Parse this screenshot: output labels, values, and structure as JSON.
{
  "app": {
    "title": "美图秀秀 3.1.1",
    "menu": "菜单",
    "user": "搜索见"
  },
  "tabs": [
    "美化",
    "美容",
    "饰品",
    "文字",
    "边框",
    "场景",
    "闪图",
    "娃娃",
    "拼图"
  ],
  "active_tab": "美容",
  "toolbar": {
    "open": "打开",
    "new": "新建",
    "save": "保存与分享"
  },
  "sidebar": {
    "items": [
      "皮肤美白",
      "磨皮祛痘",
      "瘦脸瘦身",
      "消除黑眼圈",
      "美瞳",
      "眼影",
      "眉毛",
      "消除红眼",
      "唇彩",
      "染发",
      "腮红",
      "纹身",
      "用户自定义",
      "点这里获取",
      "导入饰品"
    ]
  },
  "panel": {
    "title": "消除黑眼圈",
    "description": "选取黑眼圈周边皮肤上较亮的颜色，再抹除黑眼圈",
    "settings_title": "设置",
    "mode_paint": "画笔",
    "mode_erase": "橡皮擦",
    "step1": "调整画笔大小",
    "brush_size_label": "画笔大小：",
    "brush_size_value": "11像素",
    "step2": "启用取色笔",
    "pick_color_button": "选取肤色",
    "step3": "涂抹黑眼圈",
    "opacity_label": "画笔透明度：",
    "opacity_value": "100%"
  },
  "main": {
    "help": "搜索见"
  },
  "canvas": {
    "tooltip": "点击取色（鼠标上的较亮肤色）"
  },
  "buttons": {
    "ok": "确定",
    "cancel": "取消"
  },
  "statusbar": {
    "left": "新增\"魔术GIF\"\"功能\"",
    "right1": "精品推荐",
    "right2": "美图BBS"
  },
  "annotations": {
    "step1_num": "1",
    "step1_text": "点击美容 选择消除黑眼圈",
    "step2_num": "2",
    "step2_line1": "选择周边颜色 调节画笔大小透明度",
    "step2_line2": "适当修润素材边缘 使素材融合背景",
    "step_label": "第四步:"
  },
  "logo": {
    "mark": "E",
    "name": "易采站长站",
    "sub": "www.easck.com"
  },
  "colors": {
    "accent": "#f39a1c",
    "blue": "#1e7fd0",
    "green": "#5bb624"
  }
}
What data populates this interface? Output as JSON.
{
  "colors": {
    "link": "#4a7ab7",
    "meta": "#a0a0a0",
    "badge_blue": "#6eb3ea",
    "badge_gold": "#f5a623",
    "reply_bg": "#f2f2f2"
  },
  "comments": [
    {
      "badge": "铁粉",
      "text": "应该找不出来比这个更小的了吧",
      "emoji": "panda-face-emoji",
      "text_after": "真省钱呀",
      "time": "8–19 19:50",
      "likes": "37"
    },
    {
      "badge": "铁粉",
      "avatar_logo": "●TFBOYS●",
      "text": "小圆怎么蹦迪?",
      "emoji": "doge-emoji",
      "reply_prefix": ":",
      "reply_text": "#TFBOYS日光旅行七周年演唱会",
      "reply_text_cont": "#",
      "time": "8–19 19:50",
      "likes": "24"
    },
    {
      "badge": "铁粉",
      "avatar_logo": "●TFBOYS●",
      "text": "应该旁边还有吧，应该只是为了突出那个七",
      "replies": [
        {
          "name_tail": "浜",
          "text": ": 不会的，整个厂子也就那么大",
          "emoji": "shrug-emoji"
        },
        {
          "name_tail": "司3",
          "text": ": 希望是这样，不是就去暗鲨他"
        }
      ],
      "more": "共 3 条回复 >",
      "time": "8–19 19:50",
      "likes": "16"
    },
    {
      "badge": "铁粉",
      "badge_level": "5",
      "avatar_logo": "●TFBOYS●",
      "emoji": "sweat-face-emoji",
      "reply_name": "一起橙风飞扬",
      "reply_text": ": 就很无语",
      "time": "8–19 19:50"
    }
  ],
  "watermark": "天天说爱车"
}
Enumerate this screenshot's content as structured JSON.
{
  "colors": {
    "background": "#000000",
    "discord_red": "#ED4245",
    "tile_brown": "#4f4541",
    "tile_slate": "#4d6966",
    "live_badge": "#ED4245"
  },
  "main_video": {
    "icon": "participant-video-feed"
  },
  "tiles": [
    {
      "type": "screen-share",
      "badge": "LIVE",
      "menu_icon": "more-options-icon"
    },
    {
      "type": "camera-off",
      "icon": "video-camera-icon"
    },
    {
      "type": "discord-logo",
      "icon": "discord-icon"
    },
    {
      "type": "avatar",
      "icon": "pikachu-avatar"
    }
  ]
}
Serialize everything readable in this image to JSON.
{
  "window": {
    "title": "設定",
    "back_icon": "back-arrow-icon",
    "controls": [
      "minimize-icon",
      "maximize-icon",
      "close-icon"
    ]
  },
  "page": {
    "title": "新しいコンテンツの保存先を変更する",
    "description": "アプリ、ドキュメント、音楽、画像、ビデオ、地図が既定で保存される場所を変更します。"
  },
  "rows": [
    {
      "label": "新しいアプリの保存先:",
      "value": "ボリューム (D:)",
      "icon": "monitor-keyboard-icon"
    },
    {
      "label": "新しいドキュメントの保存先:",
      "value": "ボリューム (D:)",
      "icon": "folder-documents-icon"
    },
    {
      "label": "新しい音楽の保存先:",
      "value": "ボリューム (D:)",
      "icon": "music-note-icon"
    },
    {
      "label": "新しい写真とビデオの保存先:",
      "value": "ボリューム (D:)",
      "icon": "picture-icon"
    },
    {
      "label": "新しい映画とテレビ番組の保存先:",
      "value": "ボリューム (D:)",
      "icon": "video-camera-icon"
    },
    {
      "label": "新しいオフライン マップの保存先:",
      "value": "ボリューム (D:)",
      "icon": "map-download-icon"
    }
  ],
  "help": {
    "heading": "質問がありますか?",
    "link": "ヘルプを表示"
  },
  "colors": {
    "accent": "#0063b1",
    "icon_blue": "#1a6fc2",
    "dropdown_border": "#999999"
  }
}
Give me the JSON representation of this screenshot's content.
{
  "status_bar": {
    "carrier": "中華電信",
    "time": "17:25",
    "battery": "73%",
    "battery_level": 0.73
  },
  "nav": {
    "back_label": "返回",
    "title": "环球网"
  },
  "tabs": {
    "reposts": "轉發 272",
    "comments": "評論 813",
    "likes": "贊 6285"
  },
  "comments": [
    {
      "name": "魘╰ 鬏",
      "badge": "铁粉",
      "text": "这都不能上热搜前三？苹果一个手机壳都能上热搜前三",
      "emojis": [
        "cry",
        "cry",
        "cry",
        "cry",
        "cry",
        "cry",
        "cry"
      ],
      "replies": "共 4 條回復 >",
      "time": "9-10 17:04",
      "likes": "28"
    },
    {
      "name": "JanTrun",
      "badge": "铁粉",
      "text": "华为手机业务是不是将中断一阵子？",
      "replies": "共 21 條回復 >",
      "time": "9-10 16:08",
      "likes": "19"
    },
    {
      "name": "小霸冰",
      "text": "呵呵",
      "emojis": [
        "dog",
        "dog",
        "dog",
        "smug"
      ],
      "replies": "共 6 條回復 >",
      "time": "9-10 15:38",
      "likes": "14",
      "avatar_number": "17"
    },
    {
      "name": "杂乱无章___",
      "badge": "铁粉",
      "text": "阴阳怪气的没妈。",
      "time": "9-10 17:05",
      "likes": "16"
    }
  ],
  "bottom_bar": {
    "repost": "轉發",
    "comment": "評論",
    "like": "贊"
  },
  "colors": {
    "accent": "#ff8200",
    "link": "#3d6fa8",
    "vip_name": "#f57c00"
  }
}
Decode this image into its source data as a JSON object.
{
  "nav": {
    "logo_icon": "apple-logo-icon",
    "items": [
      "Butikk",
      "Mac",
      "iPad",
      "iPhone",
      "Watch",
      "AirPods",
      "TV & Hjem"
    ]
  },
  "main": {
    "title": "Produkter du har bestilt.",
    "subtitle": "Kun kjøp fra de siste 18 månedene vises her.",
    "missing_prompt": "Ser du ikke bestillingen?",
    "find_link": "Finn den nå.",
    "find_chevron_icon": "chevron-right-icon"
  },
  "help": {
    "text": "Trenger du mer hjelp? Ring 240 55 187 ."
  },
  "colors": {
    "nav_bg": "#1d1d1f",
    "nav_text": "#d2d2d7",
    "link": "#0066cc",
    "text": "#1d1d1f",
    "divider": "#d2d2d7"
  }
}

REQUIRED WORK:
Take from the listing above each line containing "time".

TASK SOLUTION:
      "time": "8–19 19:50",
      "time": "8–19 19:50",
      "time": "8–19 19:50",
      "time": "8–19 19:50"
    "time": "17:25",
      "time": "9-10 17:04",
      "time": "9-10 16:08",
      "time": "9-10 15:38",
      "time": "9-10 17:05",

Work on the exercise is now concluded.